Stored items
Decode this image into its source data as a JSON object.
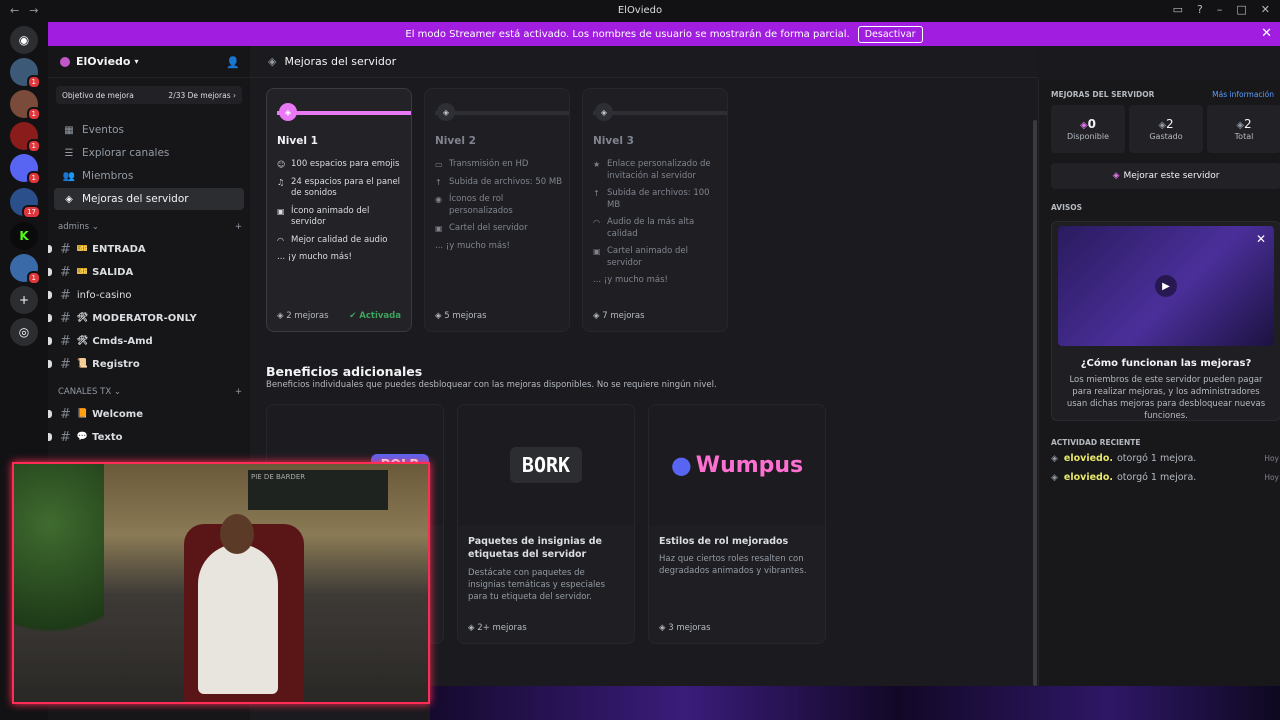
{
  "window": {
    "title": "ElOviedo"
  },
  "banner": {
    "text": "El modo Streamer está activado. Los nombres de usuario se mostrarán de forma parcial.",
    "button": "Desactivar"
  },
  "rail": {
    "badges": [
      "1",
      "1",
      "1",
      "1",
      "17",
      "1",
      "1"
    ]
  },
  "sidebar": {
    "server_name": "ElOviedo",
    "goal_label": "Objetivo de mejora",
    "goal_value": "2/33 De mejoras",
    "items": [
      {
        "label": "Eventos"
      },
      {
        "label": "Explorar canales"
      },
      {
        "label": "Miembros"
      },
      {
        "label": "Mejoras del servidor"
      }
    ],
    "categories": [
      {
        "name": "admins",
        "channels": [
          {
            "emoji": "🎫",
            "name": "ENTRADA"
          },
          {
            "emoji": "🎫",
            "name": "SALIDA"
          },
          {
            "emoji": "",
            "name": "info-casino"
          },
          {
            "emoji": "🛠",
            "name": "MODERATOR-ONLY"
          },
          {
            "emoji": "🛠",
            "name": "Cmds-Amd"
          },
          {
            "emoji": "📜",
            "name": "Registro"
          }
        ]
      },
      {
        "name": "CANALES TX",
        "channels": [
          {
            "emoji": "📙",
            "name": "Welcome"
          },
          {
            "emoji": "💬",
            "name": "Texto"
          }
        ]
      }
    ]
  },
  "main": {
    "header": "Mejoras del servidor",
    "tiers": [
      {
        "name": "Nivel 1",
        "perks": [
          "100 espacios para emojis",
          "24 espacios para el panel de sonidos",
          "Ícono animado del servidor",
          "Mejor calidad de audio"
        ],
        "more": "... ¡y mucho más!",
        "count": "2 mejoras",
        "status": "Activada"
      },
      {
        "name": "Nivel 2",
        "perks": [
          "Transmisión en HD",
          "Subida de archivos: 50 MB",
          "Íconos de rol personalizados",
          "Cartel del servidor"
        ],
        "more": "... ¡y mucho más!",
        "count": "5 mejoras",
        "status": ""
      },
      {
        "name": "Nivel 3",
        "perks": [
          "Enlace personalizado de invitación al servidor",
          "Subida de archivos: 100 MB",
          "Audio de la más alta calidad",
          "Cartel animado del servidor"
        ],
        "more": "... ¡y mucho más!",
        "count": "7 mejoras",
        "status": ""
      }
    ],
    "extra_title": "Beneficios adicionales",
    "extra_sub": "Beneficios individuales que puedes desbloquear con las mejoras disponibles. No se requiere ningún nivel.",
    "perks": [
      {
        "logo": "POLR",
        "title": "",
        "desc": "",
        "count": ""
      },
      {
        "logo": "BORK",
        "title": "Paquetes de insignias de etiquetas del servidor",
        "desc": "Destácate con paquetes de insignias temáticas y especiales para tu etiqueta del servidor.",
        "count": "2+ mejoras"
      },
      {
        "logo": "Wumpus",
        "title": "Estilos de rol mejorados",
        "desc": "Haz que ciertos roles resalten con degradados animados y vibrantes.",
        "count": "3 mejoras"
      }
    ]
  },
  "right": {
    "title": "MEJORAS DEL SERVIDOR",
    "more_info": "Más información",
    "stats": [
      {
        "value": "0",
        "label": "Disponible"
      },
      {
        "value": "2",
        "label": "Gastado"
      },
      {
        "value": "2",
        "label": "Total"
      }
    ],
    "boost_button": "Mejorar este servidor",
    "notices_title": "AVISOS",
    "notice_title": "¿Cómo funcionan las mejoras?",
    "notice_desc": "Los miembros de este servidor pueden pagar para realizar mejoras, y los administradores usan dichas mejoras para desbloquear nuevas funciones.",
    "activity_title": "ACTIVIDAD RECIENTE",
    "activity": [
      {
        "user": "eloviedo.",
        "text": "otorgó 1 mejora.",
        "when": "Hoy"
      },
      {
        "user": "eloviedo.",
        "text": "otorgó 1 mejora.",
        "when": "Hoy"
      }
    ]
  },
  "camera": {
    "tv_text": "PIE DE BARDER"
  },
  "colors": {
    "accent": "#a11ee0",
    "boost_pink": "#e978f5",
    "active_green": "#3ba55d",
    "cam_border": "#ff2d55"
  }
}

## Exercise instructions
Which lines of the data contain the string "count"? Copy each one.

## Final answer
        "count": "2 mejoras",
        "count": "5 mejoras",
        "count": "7 mejoras",
        "count": ""
        "count": "2+ mejoras"
        "count": "3 mejoras"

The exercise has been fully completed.